PROVIDED INFORMATION:
##########
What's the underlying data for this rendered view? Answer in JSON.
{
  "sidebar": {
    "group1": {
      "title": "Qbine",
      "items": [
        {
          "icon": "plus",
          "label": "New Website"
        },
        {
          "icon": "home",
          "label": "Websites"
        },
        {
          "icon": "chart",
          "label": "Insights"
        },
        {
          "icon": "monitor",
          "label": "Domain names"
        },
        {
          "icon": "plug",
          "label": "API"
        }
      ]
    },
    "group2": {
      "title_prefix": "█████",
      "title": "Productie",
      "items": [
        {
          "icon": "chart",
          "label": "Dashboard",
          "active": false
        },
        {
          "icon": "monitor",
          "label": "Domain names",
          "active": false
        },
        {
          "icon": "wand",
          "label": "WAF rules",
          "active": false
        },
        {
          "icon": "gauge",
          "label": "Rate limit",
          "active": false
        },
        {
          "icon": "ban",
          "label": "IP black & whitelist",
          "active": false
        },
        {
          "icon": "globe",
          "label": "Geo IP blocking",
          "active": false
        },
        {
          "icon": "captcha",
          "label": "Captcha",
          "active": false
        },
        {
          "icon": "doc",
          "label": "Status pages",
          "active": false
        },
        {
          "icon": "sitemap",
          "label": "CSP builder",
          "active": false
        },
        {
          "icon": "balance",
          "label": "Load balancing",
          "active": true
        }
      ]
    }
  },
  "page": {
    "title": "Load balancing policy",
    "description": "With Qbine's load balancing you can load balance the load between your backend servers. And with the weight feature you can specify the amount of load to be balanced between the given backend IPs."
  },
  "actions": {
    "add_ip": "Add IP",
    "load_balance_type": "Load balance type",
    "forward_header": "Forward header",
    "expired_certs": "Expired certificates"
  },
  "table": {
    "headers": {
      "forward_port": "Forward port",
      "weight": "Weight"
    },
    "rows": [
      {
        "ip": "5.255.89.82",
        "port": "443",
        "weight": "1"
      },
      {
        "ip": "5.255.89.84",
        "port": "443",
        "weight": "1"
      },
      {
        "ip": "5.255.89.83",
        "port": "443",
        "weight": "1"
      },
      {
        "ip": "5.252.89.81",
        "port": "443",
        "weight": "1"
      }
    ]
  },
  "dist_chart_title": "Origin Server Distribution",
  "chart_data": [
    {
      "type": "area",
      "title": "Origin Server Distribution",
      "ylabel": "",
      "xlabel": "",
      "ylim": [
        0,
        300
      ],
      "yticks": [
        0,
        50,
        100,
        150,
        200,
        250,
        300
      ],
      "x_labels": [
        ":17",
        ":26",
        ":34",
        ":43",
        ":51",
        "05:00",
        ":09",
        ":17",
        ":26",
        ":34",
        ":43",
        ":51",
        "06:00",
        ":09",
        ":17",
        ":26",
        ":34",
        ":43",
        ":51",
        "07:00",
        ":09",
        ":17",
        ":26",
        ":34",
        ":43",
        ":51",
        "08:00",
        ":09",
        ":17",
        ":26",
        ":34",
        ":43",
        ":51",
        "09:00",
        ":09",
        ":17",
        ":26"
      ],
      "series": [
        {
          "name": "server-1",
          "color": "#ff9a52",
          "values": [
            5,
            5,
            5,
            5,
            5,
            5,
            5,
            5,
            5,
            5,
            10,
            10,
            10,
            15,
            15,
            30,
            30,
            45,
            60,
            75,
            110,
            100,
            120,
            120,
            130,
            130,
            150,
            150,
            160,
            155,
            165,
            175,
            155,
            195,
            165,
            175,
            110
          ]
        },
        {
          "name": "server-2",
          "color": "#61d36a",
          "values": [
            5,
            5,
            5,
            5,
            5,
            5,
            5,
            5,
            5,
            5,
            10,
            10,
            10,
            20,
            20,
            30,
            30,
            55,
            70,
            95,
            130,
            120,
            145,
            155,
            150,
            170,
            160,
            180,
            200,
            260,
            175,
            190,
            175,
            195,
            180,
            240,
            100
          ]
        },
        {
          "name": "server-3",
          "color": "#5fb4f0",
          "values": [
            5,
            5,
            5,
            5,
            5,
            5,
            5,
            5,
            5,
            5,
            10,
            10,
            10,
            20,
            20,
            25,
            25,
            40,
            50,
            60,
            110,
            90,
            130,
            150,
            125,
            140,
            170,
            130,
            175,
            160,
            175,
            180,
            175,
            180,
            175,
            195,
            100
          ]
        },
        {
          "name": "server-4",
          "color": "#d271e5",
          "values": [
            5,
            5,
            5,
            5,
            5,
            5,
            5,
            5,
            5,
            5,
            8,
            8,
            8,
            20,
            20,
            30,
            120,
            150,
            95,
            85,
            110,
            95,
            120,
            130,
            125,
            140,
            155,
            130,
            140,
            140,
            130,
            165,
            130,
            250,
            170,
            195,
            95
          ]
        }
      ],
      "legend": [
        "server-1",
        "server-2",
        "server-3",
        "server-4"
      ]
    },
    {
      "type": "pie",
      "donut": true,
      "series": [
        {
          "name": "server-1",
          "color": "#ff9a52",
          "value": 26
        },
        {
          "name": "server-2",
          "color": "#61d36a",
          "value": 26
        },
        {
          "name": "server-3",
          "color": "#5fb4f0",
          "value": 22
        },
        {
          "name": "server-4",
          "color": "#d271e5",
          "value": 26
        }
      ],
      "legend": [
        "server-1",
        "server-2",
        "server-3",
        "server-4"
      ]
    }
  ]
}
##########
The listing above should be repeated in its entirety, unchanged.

What's the underlying data for this rendered view? Answer in JSON.
{
  "sidebar": {
    "group1": {
      "title": "Qbine",
      "items": [
        {
          "icon": "plus",
          "label": "New Website"
        },
        {
          "icon": "home",
          "label": "Websites"
        },
        {
          "icon": "chart",
          "label": "Insights"
        },
        {
          "icon": "monitor",
          "label": "Domain names"
        },
        {
          "icon": "plug",
          "label": "API"
        }
      ]
    },
    "group2": {
      "title_prefix": "█████",
      "title": "Productie",
      "items": [
        {
          "icon": "chart",
          "label": "Dashboard",
          "active": false
        },
        {
          "icon": "monitor",
          "label": "Domain names",
          "active": false
        },
        {
          "icon": "wand",
          "label": "WAF rules",
          "active": false
        },
        {
          "icon": "gauge",
          "label": "Rate limit",
          "active": false
        },
        {
          "icon": "ban",
          "label": "IP black & whitelist",
          "active": false
        },
        {
          "icon": "globe",
          "label": "Geo IP blocking",
          "active": false
        },
        {
          "icon": "captcha",
          "label": "Captcha",
          "active": false
        },
        {
          "icon": "doc",
          "label": "Status pages",
          "active": false
        },
        {
          "icon": "sitemap",
          "label": "CSP builder",
          "active": false
        },
        {
          "icon": "balance",
          "label": "Load balancing",
          "active": true
        }
      ]
    }
  },
  "page": {
    "title": "Load balancing policy",
    "description": "With Qbine's load balancing you can load balance the load between your backend servers. And with the weight feature you can specify the amount of load to be balanced between the given backend IPs."
  },
  "actions": {
    "add_ip": "Add IP",
    "load_balance_type": "Load balance type",
    "forward_header": "Forward header",
    "expired_certs": "Expired certificates"
  },
  "table": {
    "headers": {
      "forward_port": "Forward port",
      "weight": "Weight"
    },
    "rows": [
      {
        "ip": "5.255.89.82",
        "port": "443",
        "weight": "1"
      },
      {
        "ip": "5.255.89.84",
        "port": "443",
        "weight": "1"
      },
      {
        "ip": "5.255.89.83",
        "port": "443",
        "weight": "1"
      },
      {
        "ip": "5.252.89.81",
        "port": "443",
        "weight": "1"
      }
    ]
  },
  "dist_chart_title": "Origin Server Distribution",
  "chart_data": [
    {
      "type": "area",
      "title": "Origin Server Distribution",
      "ylabel": "",
      "xlabel": "",
      "ylim": [
        0,
        300
      ],
      "yticks": [
        0,
        50,
        100,
        150,
        200,
        250,
        300
      ],
      "x_labels": [
        ":17",
        ":26",
        ":34",
        ":43",
        ":51",
        "05:00",
        ":09",
        ":17",
        ":26",
        ":34",
        ":43",
        ":51",
        "06:00",
        ":09",
        ":17",
        ":26",
        ":34",
        ":43",
        ":51",
        "07:00",
        ":09",
        ":17",
        ":26",
        ":34",
        ":43",
        ":51",
        "08:00",
        ":09",
        ":17",
        ":26",
        ":34",
        ":43",
        ":51",
        "09:00",
        ":09",
        ":17",
        ":26"
      ],
      "series": [
        {
          "name": "server-1",
          "color": "#ff9a52",
          "values": [
            5,
            5,
            5,
            5,
            5,
            5,
            5,
            5,
            5,
            5,
            10,
            10,
            10,
            15,
            15,
            30,
            30,
            45,
            60,
            75,
            110,
            100,
            120,
            120,
            130,
            130,
            150,
            150,
            160,
            155,
            165,
            175,
            155,
            195,
            165,
            175,
            110
          ]
        },
        {
          "name": "server-2",
          "color": "#61d36a",
          "values": [
            5,
            5,
            5,
            5,
            5,
            5,
            5,
            5,
            5,
            5,
            10,
            10,
            10,
            20,
            20,
            30,
            30,
            55,
            70,
            95,
            130,
            120,
            145,
            155,
            150,
            170,
            160,
            180,
            200,
            260,
            175,
            190,
            175,
            195,
            180,
            240,
            100
          ]
        },
        {
          "name": "server-3",
          "color": "#5fb4f0",
          "values": [
            5,
            5,
            5,
            5,
            5,
            5,
            5,
            5,
            5,
            5,
            10,
            10,
            10,
            20,
            20,
            25,
            25,
            40,
            50,
            60,
            110,
            90,
            130,
            150,
            125,
            140,
            170,
            130,
            175,
            160,
            175,
            180,
            175,
            180,
            175,
            195,
            100
          ]
        },
        {
          "name": "server-4",
          "color": "#d271e5",
          "values": [
            5,
            5,
            5,
            5,
            5,
            5,
            5,
            5,
            5,
            5,
            8,
            8,
            8,
            20,
            20,
            30,
            120,
            150,
            95,
            85,
            110,
            95,
            120,
            130,
            125,
            140,
            155,
            130,
            140,
            140,
            130,
            165,
            130,
            250,
            170,
            195,
            95
          ]
        }
      ],
      "legend": [
        "server-1",
        "server-2",
        "server-3",
        "server-4"
      ]
    },
    {
      "type": "pie",
      "donut": true,
      "series": [
        {
          "name": "server-1",
          "color": "#ff9a52",
          "value": 26
        },
        {
          "name": "server-2",
          "color": "#61d36a",
          "value": 26
        },
        {
          "name": "server-3",
          "color": "#5fb4f0",
          "value": 22
        },
        {
          "name": "server-4",
          "color": "#d271e5",
          "value": 26
        }
      ],
      "legend": [
        "server-1",
        "server-2",
        "server-3",
        "server-4"
      ]
    }
  ]
}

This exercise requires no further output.